[App and web page records]
================

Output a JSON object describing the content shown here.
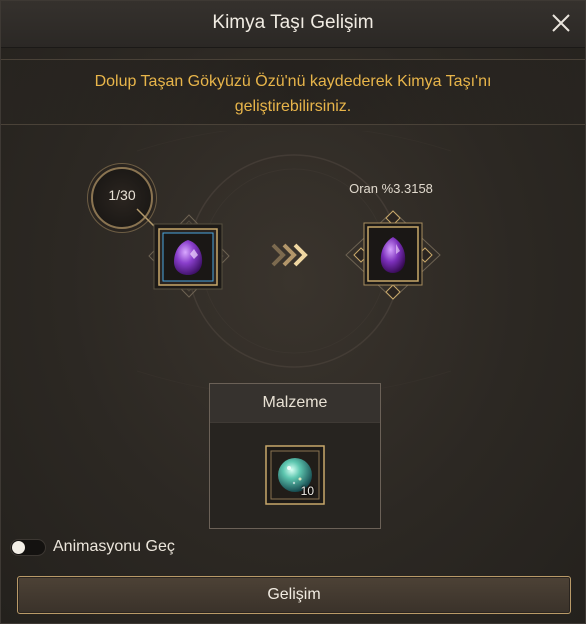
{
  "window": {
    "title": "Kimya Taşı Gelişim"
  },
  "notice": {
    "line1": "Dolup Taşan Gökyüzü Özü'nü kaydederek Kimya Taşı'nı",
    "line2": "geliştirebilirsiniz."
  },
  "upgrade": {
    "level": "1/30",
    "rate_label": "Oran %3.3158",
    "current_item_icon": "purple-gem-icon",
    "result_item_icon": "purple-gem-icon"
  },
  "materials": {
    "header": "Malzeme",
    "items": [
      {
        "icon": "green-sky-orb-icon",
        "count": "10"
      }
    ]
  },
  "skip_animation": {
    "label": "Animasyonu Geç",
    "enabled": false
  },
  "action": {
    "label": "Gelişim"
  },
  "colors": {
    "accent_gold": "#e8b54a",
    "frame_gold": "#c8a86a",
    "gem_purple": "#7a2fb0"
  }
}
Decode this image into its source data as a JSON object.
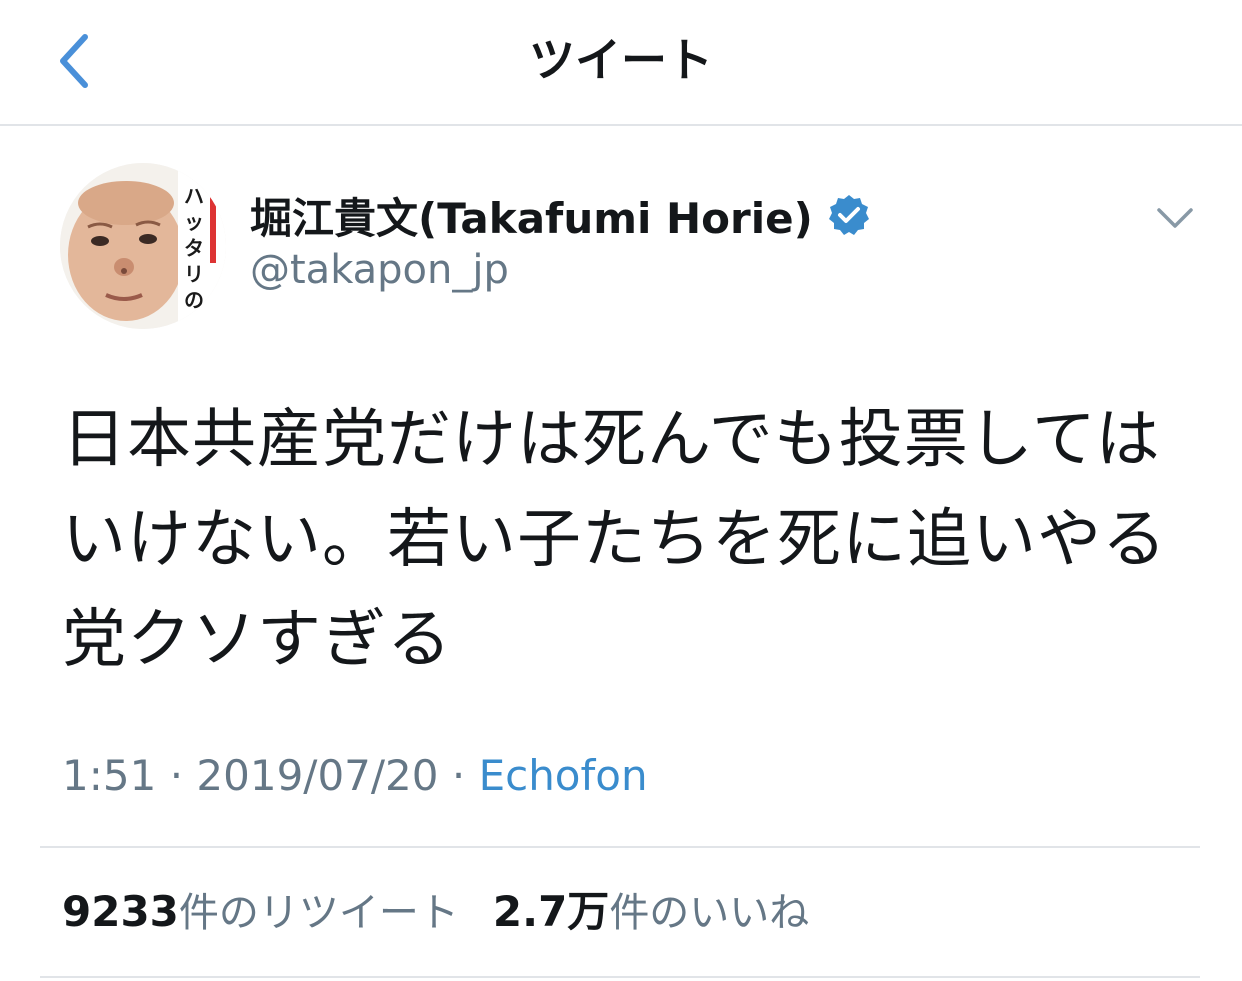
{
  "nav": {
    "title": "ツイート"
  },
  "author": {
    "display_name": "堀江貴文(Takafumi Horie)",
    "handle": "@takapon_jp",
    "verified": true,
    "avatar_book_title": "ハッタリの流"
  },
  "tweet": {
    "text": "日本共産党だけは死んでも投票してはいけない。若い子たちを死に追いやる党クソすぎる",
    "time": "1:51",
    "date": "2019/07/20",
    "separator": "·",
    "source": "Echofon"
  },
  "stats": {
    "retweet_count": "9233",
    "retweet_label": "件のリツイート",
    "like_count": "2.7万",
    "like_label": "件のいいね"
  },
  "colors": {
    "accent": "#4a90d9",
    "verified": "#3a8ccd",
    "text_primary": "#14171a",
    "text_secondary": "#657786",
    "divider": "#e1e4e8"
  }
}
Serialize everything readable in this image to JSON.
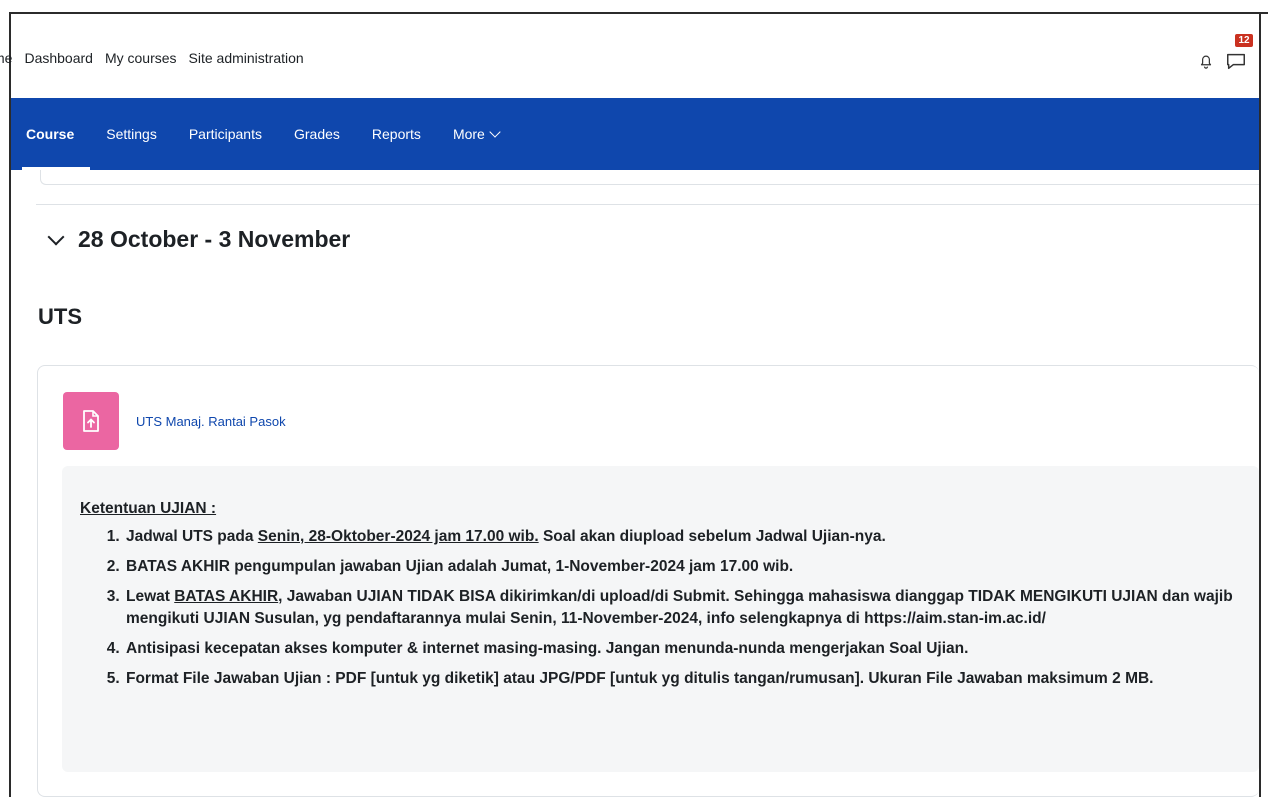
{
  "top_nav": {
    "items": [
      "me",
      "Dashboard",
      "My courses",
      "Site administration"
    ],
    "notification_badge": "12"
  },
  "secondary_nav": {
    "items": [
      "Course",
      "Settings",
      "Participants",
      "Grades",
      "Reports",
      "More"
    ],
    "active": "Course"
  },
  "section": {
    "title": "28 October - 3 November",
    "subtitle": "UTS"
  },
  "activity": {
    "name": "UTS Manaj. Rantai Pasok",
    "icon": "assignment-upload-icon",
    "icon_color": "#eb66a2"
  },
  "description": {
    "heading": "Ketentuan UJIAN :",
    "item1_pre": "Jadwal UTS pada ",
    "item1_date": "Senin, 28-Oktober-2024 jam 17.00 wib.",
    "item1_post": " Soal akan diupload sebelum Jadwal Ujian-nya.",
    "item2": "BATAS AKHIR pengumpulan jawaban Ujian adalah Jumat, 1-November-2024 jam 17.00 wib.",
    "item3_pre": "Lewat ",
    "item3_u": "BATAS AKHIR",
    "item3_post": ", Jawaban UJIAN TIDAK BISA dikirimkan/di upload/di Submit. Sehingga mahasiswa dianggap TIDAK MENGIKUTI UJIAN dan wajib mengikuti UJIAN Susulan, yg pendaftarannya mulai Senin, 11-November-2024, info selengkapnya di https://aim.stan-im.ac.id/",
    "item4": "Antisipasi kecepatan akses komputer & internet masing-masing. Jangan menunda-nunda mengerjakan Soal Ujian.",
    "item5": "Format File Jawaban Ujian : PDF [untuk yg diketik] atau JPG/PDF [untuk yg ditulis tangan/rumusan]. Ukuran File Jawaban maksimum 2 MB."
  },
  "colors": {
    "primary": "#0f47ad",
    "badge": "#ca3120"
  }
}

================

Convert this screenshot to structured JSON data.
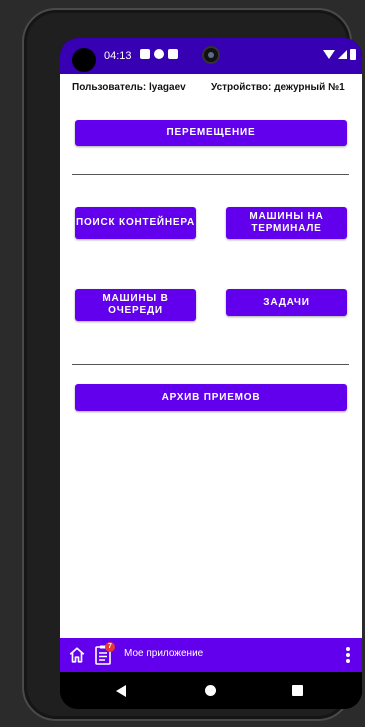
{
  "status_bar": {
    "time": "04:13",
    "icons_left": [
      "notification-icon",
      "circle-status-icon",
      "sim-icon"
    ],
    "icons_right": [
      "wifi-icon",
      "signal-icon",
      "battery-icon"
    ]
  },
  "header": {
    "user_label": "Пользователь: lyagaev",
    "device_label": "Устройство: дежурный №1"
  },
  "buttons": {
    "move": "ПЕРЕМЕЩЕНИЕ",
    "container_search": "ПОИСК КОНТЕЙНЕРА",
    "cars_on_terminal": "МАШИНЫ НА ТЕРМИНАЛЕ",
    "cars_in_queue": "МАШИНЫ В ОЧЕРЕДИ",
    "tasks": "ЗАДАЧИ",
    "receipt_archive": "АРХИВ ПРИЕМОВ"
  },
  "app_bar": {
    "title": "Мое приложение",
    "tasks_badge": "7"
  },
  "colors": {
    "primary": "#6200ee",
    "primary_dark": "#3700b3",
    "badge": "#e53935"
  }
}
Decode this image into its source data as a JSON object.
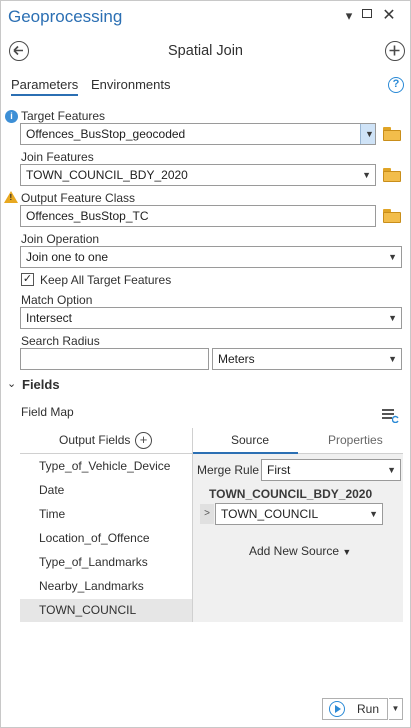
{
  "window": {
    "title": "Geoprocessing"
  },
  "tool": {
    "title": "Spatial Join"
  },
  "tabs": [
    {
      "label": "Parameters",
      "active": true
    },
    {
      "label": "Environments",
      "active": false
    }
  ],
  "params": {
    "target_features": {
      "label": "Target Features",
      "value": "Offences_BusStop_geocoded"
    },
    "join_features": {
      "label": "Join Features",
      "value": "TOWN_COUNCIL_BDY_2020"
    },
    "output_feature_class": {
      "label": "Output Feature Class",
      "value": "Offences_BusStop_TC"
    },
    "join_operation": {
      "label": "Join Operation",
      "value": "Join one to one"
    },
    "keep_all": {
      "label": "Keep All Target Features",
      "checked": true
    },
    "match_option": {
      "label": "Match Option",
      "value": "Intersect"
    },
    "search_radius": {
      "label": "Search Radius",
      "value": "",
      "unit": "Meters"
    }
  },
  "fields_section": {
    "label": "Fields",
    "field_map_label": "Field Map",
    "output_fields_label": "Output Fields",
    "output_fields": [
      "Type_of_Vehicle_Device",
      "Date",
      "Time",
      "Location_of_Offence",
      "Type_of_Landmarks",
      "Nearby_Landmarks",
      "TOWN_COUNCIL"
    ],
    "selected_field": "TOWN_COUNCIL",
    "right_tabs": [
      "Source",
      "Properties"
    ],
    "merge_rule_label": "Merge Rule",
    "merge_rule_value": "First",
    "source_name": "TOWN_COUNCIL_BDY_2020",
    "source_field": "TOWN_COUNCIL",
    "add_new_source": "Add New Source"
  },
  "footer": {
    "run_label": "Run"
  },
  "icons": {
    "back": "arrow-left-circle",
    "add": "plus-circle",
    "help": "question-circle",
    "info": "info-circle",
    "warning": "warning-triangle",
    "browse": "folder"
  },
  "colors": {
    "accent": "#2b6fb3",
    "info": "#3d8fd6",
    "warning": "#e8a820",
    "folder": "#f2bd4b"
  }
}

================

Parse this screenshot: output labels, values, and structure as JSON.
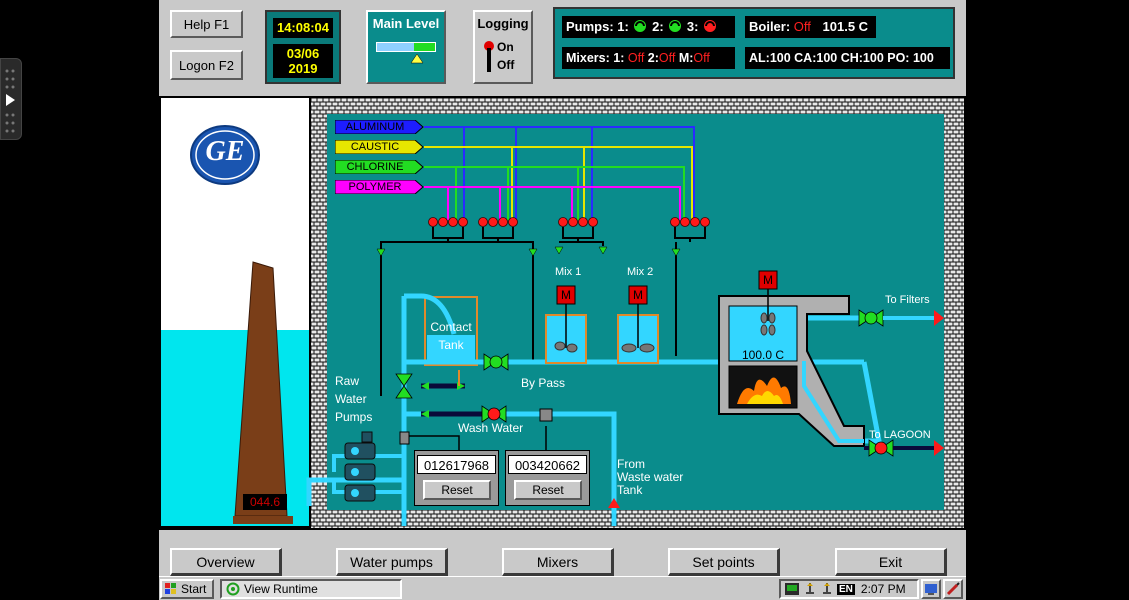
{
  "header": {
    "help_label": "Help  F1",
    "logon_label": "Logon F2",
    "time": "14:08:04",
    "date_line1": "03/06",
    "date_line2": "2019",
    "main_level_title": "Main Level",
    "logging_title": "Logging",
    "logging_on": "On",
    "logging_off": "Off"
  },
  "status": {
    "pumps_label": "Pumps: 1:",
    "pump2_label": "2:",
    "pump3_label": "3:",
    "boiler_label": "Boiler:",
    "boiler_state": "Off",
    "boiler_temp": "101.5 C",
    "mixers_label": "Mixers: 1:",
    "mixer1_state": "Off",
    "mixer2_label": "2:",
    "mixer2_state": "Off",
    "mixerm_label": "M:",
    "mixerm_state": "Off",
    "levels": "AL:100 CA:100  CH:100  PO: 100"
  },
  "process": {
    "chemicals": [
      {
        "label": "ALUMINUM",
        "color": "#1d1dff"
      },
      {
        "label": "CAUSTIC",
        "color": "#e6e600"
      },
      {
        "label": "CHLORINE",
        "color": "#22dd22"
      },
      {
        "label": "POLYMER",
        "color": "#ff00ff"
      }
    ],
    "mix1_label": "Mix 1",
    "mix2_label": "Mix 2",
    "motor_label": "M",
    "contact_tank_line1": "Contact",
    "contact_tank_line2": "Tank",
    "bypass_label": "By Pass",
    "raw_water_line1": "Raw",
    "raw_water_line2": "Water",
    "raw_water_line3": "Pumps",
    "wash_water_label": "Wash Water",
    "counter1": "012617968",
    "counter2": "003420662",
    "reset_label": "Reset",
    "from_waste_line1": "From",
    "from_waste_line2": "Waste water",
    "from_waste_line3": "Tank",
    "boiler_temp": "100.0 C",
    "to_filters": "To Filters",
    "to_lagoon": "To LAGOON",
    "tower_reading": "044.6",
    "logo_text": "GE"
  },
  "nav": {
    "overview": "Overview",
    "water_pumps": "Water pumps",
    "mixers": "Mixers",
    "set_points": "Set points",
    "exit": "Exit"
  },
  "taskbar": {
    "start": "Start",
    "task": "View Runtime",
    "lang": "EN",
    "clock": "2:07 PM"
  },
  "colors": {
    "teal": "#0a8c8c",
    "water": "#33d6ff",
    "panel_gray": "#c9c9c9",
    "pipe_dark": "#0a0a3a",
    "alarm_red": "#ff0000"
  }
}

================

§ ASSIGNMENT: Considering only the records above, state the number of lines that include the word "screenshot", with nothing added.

§ SOLUTION: 2